There are 203,000 Negev Bedouins in all, if you count those who have been displaced [the Israeli army has been conducting military operations in the desert since 1968]. Today, 97,000 Bedouins live in the Negev, and 40,000 of them will be directly affected by the Prawer-Begin plan. But we all know that, sooner or later, the rest will be affected by the plan as well.
The Bedouin people are semi-nomadic. We move according to the seasons, and take our livestock to graze far away from the desert. But we also have homes, and we go back there every few months.
In the eyes of Israeli law, some of our dwellings are illegal [officially, Israel will only recognise land ownership in the Negev if the owner can show a document
provided by the British Mandate of Palestine administration in 1921. Very few Bedouins ever got hold of this document]. However, some of us have land deeds from the Ottoman Empire dating back some 300 years; others obtained deeds in the 1930s under the British mandate, but these are worth nothing to the Israelis.
Bedouins usually cook outdoors.
“We’re scared of losing our accent, our traditions…”

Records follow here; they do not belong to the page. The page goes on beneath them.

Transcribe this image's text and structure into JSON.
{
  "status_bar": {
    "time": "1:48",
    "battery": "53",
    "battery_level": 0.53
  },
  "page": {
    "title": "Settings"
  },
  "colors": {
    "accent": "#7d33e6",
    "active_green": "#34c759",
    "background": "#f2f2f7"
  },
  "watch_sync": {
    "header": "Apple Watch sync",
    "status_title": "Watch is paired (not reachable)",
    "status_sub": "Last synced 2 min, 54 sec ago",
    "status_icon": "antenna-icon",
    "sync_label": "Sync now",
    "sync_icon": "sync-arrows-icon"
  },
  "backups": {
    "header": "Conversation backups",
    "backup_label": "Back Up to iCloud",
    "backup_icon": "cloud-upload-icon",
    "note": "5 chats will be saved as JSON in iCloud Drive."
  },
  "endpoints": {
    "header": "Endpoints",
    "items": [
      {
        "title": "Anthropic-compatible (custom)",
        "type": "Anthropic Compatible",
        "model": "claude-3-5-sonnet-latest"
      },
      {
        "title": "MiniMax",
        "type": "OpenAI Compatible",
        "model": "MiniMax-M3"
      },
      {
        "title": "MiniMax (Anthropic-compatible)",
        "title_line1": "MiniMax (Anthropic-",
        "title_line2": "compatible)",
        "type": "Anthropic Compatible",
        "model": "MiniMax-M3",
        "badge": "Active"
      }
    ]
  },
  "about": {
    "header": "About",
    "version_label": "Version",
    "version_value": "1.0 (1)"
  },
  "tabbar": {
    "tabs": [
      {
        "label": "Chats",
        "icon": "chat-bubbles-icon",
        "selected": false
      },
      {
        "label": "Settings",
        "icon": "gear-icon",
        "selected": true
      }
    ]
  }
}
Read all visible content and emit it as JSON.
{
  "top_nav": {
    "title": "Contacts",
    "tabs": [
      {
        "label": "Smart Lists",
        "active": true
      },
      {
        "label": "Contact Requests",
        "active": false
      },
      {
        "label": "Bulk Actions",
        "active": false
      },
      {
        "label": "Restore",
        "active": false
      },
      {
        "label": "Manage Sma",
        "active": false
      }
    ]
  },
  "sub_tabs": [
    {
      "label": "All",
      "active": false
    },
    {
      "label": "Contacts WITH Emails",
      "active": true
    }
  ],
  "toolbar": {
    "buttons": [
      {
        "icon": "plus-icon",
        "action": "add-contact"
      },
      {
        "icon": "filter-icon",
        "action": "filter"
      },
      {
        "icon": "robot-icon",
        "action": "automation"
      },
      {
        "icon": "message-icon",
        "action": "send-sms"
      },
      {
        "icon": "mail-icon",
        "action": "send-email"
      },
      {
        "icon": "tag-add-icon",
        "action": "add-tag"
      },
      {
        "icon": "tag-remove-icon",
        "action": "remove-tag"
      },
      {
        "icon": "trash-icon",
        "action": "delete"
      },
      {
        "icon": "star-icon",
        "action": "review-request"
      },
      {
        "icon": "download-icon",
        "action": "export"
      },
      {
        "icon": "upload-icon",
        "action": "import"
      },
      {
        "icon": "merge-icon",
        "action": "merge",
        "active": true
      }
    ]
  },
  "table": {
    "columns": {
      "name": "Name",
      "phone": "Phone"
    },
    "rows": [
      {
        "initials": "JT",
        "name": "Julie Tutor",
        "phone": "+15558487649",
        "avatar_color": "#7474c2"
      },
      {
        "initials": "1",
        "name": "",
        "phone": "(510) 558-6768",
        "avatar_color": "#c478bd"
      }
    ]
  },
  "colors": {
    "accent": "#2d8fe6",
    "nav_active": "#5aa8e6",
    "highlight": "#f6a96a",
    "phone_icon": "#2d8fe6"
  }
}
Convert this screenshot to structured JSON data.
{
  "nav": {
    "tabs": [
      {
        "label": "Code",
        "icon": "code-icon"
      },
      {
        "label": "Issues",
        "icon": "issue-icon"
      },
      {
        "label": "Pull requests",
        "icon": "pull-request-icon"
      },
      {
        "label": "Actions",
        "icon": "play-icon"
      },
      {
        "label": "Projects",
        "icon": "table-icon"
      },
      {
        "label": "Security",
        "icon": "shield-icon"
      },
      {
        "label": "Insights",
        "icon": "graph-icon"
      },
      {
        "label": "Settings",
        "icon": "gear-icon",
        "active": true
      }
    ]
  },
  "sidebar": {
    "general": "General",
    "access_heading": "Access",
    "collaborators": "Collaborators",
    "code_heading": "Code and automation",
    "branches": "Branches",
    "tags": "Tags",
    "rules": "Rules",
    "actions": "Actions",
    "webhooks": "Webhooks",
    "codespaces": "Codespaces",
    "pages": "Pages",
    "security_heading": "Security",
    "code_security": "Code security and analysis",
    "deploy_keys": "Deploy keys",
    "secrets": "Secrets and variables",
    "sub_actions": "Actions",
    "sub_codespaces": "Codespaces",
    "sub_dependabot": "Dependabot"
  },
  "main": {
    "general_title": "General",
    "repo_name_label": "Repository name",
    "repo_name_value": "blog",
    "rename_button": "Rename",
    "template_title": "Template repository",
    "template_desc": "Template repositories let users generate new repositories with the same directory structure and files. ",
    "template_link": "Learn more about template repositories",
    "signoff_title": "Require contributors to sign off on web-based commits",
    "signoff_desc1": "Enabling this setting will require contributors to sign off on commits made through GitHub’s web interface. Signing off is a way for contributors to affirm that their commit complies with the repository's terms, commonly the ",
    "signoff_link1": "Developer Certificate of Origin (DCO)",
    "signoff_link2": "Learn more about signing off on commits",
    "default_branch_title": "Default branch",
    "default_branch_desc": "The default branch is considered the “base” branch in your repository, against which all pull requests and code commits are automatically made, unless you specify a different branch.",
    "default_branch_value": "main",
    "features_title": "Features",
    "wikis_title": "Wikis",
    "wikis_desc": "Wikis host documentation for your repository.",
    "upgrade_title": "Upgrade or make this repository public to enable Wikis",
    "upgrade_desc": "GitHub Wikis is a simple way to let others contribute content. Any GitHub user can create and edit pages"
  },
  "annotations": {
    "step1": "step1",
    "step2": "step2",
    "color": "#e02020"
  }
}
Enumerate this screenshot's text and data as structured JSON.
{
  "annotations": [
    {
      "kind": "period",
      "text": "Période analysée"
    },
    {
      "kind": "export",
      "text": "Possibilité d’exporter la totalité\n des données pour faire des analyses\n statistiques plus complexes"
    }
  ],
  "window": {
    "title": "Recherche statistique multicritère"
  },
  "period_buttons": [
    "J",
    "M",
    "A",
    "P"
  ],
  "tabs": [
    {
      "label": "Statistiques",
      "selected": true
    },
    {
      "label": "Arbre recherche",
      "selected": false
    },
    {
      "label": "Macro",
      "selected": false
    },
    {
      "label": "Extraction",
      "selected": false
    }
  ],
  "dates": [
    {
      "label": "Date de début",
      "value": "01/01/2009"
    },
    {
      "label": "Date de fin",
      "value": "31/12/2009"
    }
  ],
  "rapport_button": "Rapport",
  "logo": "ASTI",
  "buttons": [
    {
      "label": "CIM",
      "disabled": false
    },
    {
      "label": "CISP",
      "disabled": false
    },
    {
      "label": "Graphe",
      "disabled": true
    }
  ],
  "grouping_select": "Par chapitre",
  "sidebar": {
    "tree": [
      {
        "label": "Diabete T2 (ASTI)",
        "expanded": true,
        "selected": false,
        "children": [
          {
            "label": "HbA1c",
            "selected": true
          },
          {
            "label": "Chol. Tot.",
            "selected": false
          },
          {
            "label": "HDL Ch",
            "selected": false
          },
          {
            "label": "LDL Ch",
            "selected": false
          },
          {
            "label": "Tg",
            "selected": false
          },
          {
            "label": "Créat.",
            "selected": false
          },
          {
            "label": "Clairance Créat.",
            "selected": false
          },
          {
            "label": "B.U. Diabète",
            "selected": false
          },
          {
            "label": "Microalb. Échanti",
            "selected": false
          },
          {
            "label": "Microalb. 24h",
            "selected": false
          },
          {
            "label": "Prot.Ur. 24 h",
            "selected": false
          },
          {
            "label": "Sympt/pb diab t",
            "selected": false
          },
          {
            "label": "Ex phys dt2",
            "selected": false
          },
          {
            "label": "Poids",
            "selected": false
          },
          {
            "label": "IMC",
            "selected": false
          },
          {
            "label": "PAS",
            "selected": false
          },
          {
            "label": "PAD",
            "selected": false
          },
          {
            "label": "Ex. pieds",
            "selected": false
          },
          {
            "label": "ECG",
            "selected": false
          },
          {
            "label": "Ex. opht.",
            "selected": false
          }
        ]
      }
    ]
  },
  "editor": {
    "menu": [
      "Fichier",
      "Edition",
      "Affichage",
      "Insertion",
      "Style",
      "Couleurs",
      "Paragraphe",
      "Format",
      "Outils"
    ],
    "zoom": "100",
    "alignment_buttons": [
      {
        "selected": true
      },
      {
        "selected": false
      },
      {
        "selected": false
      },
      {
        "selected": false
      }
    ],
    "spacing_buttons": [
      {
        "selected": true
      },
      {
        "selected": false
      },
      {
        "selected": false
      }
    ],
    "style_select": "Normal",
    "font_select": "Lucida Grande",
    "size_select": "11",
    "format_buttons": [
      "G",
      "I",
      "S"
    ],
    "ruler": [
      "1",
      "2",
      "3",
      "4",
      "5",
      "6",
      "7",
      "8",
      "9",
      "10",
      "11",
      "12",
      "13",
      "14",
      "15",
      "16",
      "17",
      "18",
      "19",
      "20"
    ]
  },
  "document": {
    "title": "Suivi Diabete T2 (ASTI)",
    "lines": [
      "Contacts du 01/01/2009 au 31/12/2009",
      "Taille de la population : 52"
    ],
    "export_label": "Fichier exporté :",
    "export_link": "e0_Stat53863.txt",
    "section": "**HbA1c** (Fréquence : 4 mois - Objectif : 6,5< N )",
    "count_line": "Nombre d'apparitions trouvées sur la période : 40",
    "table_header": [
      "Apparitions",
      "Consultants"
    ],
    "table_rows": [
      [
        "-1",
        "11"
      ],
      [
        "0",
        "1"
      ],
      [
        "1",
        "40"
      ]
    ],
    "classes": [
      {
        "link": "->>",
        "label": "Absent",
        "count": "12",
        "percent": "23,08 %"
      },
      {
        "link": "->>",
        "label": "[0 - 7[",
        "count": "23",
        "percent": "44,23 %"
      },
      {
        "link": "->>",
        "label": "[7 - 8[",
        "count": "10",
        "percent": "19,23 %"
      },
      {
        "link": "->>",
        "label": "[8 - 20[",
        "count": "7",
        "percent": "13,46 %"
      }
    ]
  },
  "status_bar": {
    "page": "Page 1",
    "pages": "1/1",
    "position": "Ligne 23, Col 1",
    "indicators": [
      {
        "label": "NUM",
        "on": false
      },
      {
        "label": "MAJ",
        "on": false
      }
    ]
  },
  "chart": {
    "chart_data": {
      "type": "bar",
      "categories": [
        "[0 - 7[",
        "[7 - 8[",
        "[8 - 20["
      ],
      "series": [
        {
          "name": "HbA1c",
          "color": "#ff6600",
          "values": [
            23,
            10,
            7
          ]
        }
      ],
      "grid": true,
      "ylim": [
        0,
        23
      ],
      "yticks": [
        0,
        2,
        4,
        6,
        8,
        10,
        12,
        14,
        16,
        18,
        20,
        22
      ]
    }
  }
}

Under the plan, every household will be granted a new home, but this doesn’t fit into our lifestyle at all. Our land has symbolic value; it’s not just a question of how much space we get. For example, in our homes, there’s this area called the Diwan, where we welcome strangers. We separate our private lives from what we show our guests. If the new homes are anything like those in the seven villages that exist already, there probably won’t be a Diwan.
The Diwan is a specific room in Bedouins' houses used to entertain guests. Photo by Yoan Lerman.
The Israeli state wants to stop us from being nomadic: we’ll find ourselves in villages built from scratch, surrounded by Hebrew-speaking people. However, most of us don’t speak Hebrew. It’ll be very hard for us to integrate. A quarter of Bedouins live from breeding livestock, and about 40 percent from agriculture. They want to take these practices away from us. We are scared of losing our accent, our traditions … We would feel like prisoners in these new buildings, both physically and psychologically.
Buildings like this one, in Hura, were built to house Bedouins. However, many Bedouins say they're not adapted to their culture.
“For us, it’s as if it’s becoming occupied territory”
It’s true that there were Palestinian flags at Monday’s demonstration, and many of the protesters were not Bedouins. But this doesn’t change the problem. If other people join our protest, it’s because they have sympathy for our cause. They’re fighting for the same core issue of land grabbing and displacement that we’re experiencing. We feel like Israeli authorities want to kick us out. We feel that it’s our land, and we are losing it for the sake of territorial expansion. For us, it’s as if the Negev is becoming occupied territory. [Editor’s Note: The Negev desert has been under Israeli administration since the 1948 partition].